Molecular mechanisms in neurodegeneration

Our group is working on molecular processes associated with neurodegenerative disorders, such as amyotrophic lateral sclerosis (ALS), frontotemporal dementia (FTD) and Alzheimer’s disease. We mainly study disease association with nuclear transport, cell response to stress and various changes in macromolecular interactions (protein:protein and protein:RNA).

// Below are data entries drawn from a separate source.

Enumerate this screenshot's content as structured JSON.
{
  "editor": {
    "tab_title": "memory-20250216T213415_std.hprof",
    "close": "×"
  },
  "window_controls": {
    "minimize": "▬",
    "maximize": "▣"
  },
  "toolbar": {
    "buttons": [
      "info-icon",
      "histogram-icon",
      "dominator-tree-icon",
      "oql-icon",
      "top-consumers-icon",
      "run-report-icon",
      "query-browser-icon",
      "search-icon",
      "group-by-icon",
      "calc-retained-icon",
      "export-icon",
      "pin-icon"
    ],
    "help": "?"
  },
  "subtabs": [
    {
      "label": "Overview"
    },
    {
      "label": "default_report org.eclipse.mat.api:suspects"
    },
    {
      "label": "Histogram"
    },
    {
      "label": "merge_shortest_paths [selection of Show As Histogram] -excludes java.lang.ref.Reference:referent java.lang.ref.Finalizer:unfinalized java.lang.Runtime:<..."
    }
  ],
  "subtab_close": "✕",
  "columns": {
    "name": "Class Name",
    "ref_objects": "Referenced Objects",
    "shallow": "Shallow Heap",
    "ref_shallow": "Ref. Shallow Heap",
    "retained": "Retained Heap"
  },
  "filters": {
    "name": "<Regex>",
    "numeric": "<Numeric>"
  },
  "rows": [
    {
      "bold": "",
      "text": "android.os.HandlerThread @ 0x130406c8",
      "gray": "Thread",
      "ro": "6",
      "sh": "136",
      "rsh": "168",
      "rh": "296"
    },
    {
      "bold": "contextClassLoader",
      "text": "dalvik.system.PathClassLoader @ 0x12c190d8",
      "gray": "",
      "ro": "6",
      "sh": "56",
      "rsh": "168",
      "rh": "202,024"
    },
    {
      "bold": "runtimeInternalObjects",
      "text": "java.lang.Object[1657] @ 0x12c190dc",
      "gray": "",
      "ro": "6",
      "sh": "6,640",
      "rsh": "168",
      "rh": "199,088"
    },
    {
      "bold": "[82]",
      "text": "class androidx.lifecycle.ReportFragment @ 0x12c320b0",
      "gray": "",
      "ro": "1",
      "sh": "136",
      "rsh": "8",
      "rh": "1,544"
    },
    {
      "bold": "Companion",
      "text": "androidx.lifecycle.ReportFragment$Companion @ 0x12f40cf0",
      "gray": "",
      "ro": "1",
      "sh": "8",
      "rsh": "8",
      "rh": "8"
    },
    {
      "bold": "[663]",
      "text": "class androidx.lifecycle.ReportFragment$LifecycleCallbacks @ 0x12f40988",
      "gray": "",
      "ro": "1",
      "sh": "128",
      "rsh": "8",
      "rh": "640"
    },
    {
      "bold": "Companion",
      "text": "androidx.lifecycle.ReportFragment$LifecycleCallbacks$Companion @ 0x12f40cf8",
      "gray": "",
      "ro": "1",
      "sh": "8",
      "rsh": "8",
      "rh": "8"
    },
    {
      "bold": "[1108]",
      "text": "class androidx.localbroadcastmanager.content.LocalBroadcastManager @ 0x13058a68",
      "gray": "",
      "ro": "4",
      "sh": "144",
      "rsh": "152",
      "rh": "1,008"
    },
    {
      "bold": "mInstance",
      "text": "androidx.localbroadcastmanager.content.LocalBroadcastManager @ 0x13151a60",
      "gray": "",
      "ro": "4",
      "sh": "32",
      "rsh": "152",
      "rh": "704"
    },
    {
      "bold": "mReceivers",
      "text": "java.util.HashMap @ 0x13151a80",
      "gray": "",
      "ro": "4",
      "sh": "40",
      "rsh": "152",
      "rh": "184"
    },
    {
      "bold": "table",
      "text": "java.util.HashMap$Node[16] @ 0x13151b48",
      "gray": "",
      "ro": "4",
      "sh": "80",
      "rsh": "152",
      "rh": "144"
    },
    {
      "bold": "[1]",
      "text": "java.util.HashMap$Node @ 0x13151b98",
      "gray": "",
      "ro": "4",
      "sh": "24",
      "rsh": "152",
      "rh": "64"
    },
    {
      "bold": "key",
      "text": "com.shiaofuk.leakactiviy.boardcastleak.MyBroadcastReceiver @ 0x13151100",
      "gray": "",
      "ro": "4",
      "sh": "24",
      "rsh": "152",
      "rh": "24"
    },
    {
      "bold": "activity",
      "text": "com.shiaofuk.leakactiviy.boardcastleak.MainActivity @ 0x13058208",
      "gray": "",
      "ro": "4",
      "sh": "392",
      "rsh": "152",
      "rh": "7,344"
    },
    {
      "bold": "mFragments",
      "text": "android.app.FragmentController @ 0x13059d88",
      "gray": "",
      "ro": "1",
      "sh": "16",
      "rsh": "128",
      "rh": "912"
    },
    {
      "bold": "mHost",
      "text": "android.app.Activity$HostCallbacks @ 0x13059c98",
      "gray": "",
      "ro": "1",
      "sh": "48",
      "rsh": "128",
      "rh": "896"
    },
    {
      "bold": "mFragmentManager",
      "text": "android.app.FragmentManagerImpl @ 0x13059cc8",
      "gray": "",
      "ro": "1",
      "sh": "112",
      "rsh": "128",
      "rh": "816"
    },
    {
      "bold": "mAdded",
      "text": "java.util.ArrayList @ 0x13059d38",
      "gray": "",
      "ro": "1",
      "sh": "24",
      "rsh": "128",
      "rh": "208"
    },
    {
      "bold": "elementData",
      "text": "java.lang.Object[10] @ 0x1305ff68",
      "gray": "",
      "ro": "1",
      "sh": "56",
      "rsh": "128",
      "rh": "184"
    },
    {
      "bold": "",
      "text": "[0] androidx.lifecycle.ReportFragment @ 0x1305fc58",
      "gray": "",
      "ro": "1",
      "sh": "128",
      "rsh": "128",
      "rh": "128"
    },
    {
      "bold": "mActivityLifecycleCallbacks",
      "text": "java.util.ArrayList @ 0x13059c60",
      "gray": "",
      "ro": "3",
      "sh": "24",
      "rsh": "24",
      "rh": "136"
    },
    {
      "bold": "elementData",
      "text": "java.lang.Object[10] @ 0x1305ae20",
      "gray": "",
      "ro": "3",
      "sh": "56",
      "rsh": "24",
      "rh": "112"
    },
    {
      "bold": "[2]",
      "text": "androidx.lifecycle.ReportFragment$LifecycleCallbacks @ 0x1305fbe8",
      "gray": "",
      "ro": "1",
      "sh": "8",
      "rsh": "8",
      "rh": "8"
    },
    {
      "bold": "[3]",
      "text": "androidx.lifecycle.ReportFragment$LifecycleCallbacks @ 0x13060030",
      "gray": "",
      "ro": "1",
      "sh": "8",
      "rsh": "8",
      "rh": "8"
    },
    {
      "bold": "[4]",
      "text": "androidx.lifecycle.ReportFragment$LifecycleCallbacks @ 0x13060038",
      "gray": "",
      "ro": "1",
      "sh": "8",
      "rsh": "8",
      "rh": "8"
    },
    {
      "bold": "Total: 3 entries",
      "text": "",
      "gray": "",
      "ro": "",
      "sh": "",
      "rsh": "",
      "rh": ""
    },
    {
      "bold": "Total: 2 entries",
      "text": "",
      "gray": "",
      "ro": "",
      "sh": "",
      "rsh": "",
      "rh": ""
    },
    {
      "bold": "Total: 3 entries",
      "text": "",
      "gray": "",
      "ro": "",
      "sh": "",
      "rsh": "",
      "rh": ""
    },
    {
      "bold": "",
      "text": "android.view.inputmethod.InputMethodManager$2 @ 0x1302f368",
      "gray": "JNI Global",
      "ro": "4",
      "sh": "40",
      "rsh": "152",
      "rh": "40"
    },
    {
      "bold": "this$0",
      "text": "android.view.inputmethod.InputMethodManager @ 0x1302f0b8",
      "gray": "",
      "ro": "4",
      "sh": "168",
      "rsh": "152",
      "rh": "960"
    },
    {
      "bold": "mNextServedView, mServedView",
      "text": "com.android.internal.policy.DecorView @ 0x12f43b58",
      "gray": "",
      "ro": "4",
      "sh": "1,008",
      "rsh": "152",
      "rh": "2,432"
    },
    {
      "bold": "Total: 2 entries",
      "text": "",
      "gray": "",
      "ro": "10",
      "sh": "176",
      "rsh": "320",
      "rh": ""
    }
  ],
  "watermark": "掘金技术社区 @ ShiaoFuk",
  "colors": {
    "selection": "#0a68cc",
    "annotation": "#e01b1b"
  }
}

Proteins TDP-43 and FUS are major contributing factors in ALS and FTD. They are both predominantly nuclear proteins that are implicated in processing and transport of RNA, thus majority of our work has been focusing on their nuclear transport, RNA binding properties and pathological significance of their RNA and protein interactomes. We also work on functional genetics, pathology and molecular mechanisms of the hexanucleotide repeat expansion mutation in C9ORF72 gene. We have shown toxicity mechanisms can arise from the repeat RNA as well as the dipeptide repeat proteins translated from the repeat RNA. We have also shown that the sense strand can form G-quadruplexes, while the antisense strand can form i-motifs/protonated hairpins and characterized the proteins that bind to both strands of RNA.

We are involved in international consortia for genetic characterization of ALS


Selected publications